→ **Try it**
Look for the string "screenshot" in the listing below and copy every line in which it appears.

→ **Available records**
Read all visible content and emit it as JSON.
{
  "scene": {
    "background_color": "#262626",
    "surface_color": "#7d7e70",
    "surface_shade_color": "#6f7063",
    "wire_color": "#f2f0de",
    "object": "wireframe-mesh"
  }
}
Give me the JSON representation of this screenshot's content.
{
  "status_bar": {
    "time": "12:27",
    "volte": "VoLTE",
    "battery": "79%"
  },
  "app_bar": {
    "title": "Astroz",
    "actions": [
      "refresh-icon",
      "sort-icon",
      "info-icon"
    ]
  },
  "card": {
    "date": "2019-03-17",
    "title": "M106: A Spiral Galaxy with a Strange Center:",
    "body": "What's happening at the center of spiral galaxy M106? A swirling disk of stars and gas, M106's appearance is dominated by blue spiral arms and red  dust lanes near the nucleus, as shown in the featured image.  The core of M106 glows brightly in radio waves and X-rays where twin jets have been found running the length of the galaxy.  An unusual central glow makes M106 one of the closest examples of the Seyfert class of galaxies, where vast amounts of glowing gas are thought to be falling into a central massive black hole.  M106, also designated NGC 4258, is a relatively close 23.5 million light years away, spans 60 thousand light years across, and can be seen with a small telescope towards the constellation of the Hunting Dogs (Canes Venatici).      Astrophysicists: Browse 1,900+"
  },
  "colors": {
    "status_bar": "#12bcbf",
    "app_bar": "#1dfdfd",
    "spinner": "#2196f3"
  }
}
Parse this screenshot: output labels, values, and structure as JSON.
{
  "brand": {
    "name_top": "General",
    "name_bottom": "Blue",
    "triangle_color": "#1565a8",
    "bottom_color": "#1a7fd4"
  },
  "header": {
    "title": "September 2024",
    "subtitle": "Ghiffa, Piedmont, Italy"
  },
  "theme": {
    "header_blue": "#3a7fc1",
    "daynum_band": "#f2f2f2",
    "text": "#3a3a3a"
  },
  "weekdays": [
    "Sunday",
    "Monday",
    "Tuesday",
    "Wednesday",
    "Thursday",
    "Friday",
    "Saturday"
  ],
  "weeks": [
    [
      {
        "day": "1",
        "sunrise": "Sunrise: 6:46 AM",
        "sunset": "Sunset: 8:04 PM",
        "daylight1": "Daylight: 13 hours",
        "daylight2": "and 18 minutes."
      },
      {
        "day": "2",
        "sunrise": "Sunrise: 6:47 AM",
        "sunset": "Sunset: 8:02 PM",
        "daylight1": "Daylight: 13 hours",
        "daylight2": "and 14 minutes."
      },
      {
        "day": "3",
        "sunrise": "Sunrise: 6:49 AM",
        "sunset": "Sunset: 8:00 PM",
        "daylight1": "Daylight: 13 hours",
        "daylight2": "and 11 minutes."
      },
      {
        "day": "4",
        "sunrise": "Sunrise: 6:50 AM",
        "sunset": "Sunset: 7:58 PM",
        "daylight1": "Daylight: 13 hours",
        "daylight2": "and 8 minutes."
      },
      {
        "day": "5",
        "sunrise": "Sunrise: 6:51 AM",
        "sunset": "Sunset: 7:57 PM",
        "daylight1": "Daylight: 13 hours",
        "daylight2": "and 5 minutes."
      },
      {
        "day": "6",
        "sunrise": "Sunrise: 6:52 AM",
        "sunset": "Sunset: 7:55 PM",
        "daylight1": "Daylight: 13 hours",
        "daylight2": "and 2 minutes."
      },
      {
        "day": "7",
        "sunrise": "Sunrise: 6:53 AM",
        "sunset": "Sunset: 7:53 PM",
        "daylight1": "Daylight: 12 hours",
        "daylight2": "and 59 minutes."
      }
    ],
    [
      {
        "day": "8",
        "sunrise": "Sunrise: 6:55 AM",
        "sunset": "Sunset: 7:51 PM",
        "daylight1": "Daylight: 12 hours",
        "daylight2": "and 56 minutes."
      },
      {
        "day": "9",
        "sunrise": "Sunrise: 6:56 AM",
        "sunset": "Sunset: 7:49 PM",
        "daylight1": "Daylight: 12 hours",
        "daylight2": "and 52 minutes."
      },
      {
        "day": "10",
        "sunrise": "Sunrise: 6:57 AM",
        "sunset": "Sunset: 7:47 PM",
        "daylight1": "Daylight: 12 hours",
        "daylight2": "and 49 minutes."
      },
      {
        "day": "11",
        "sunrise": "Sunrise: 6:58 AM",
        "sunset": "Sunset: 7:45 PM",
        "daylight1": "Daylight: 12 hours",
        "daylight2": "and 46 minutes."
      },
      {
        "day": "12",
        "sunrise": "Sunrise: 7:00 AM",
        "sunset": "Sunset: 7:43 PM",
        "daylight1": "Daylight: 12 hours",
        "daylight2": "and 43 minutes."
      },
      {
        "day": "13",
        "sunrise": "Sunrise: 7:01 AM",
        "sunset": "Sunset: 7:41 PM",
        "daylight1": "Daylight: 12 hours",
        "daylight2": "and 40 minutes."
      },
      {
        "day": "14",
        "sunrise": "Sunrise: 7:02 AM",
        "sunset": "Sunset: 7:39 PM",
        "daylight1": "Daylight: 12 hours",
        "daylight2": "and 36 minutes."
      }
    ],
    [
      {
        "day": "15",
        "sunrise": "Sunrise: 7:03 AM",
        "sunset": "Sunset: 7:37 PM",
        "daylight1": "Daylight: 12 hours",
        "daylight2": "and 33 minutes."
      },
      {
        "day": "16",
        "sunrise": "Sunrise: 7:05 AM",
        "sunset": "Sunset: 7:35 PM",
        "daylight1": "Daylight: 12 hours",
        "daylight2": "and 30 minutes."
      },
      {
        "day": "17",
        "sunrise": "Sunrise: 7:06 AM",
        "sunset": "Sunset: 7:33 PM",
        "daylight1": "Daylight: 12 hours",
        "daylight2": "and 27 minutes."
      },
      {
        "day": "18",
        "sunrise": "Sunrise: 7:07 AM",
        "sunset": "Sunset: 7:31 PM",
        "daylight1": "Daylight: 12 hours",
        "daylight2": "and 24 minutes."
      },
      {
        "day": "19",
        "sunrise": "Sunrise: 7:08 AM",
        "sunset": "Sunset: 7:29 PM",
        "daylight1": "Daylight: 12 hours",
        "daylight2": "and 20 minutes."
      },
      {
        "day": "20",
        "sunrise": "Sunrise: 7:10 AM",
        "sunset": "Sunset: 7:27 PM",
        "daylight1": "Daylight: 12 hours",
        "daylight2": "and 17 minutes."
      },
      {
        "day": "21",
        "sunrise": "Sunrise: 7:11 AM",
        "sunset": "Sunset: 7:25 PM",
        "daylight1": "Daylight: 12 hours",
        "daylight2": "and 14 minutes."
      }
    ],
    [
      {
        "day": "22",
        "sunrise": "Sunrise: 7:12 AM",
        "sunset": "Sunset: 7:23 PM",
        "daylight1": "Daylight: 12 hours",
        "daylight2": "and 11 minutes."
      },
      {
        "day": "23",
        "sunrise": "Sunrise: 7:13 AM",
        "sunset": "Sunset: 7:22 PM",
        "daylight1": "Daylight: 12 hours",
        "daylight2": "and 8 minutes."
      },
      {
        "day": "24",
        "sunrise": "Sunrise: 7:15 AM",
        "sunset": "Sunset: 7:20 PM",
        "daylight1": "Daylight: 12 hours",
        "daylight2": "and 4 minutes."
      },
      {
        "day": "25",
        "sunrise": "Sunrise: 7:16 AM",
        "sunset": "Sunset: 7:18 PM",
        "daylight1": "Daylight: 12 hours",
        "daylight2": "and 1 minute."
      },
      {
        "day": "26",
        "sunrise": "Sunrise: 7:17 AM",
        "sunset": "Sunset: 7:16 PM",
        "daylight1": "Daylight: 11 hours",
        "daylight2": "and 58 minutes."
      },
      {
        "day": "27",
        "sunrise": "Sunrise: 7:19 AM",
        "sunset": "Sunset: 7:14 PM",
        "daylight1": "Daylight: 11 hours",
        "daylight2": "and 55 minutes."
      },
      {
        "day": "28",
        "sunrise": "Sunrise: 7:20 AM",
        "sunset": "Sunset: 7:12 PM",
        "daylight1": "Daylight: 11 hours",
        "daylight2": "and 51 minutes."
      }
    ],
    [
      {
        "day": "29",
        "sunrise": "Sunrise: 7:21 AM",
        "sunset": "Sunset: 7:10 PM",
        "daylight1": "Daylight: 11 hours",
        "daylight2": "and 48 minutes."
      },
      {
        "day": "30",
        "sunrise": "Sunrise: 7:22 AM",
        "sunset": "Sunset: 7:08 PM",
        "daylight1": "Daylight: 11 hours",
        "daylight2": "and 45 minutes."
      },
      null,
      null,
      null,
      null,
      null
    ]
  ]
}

→ **Exercise answer**
Give me the JSON representation of this screenshot's content.
Parse this screenshot: output labels, values, and structure as JSON.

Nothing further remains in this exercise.